PROBLEM DESCRIPTION: From the entries below, return every line that includes the word "fecho".

----------

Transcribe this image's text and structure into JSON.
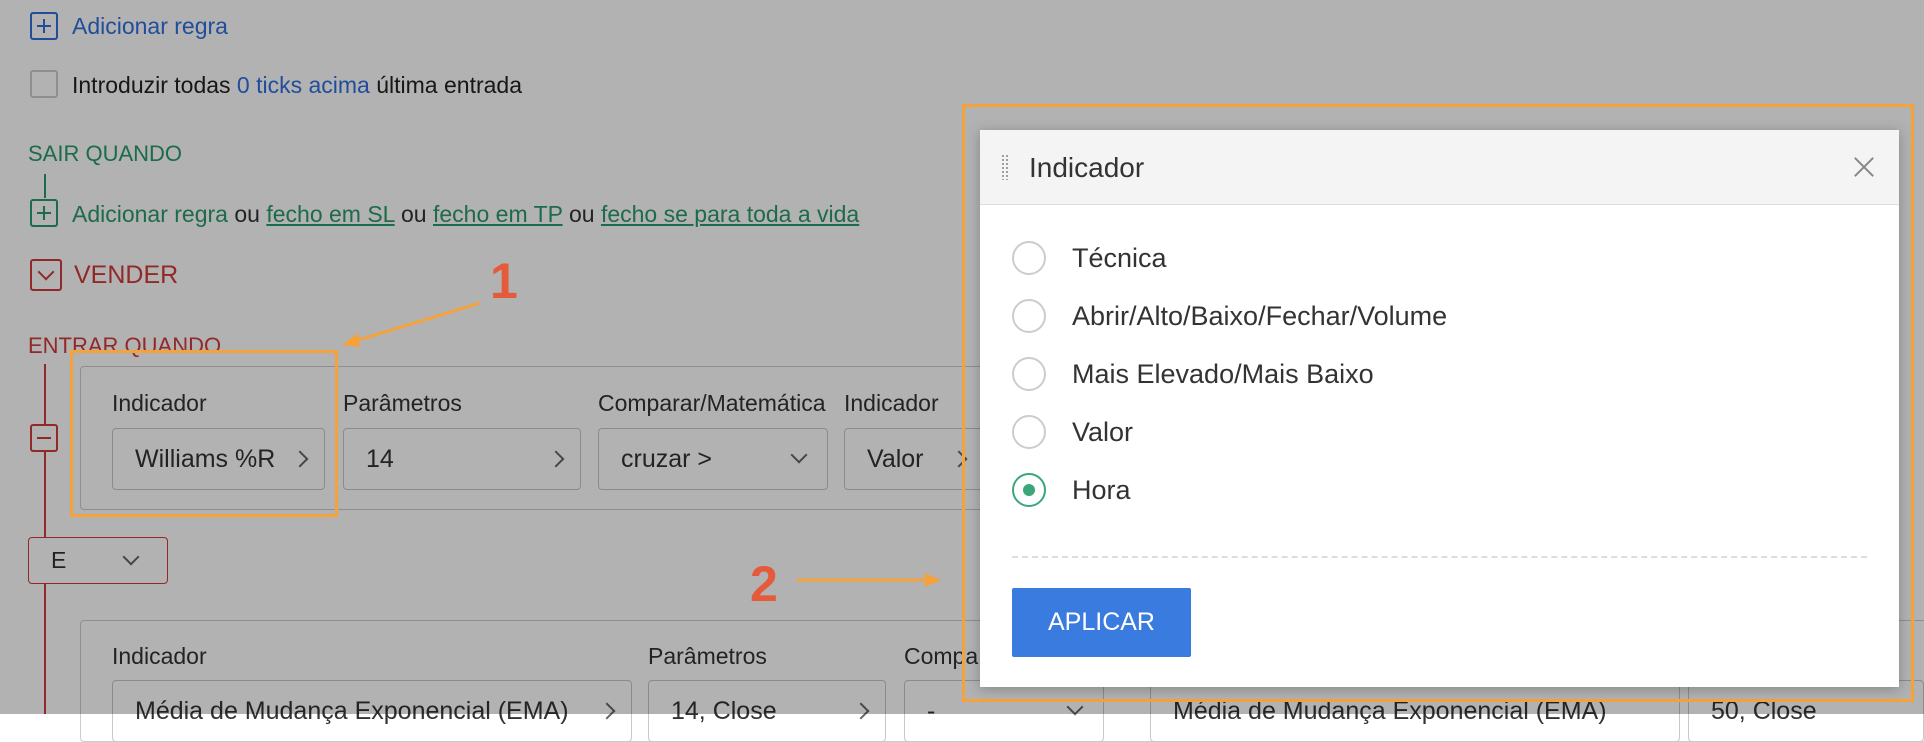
{
  "top": {
    "add_rule_1": "Adicionar regra",
    "entry_prefix": "Introduzir todas",
    "entry_link": "0 ticks acima",
    "entry_suffix": "última entrada"
  },
  "exit": {
    "title": "SAIR QUANDO",
    "add_rule": "Adicionar regra",
    "or1": "ou",
    "close_sl": "fecho em SL",
    "or2": "ou",
    "close_tp": "fecho em TP",
    "or3": "ou",
    "close_life": "fecho se para toda a vida"
  },
  "sell": {
    "label": "VENDER",
    "enter_when": "ENTRAR QUANDO"
  },
  "rule1": {
    "indicator_label": "Indicador",
    "indicator_value": "Williams %R",
    "params_label": "Parâmetros",
    "params_value": "14",
    "compare_label": "Comparar/Matemática",
    "compare_value": "cruzar >",
    "indicator2_label": "Indicador",
    "indicator2_value": "Valor"
  },
  "logic": {
    "value": "E"
  },
  "rule2": {
    "indicator_label": "Indicador",
    "indicator_value": "Média de Mudança Exponencial (EMA)",
    "params_label": "Parâmetros",
    "params_value": "14, Close",
    "compare_label": "Compa",
    "compare_value": "-",
    "indicator2_value": "Média de Mudança Exponencial (EMA)",
    "params2_value": "50, Close"
  },
  "annotations": {
    "n1": "1",
    "n2": "2"
  },
  "modal": {
    "title": "Indicador",
    "options": [
      "Técnica",
      "Abrir/Alto/Baixo/Fechar/Volume",
      "Mais Elevado/Mais Baixo",
      "Valor",
      "Hora"
    ],
    "selected": "Hora",
    "apply": "APLICAR"
  },
  "colors": {
    "accent_blue": "#3a7be0",
    "green": "#2a9a6a",
    "red": "#d23b3b",
    "annotation_orange": "#f5a23a",
    "annotation_number": "#e55a3a"
  }
}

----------

EXERCISE RESPONSE:
    "close_sl": "fecho em SL",
    "close_tp": "fecho em TP",
    "close_life": "fecho se para toda a vida"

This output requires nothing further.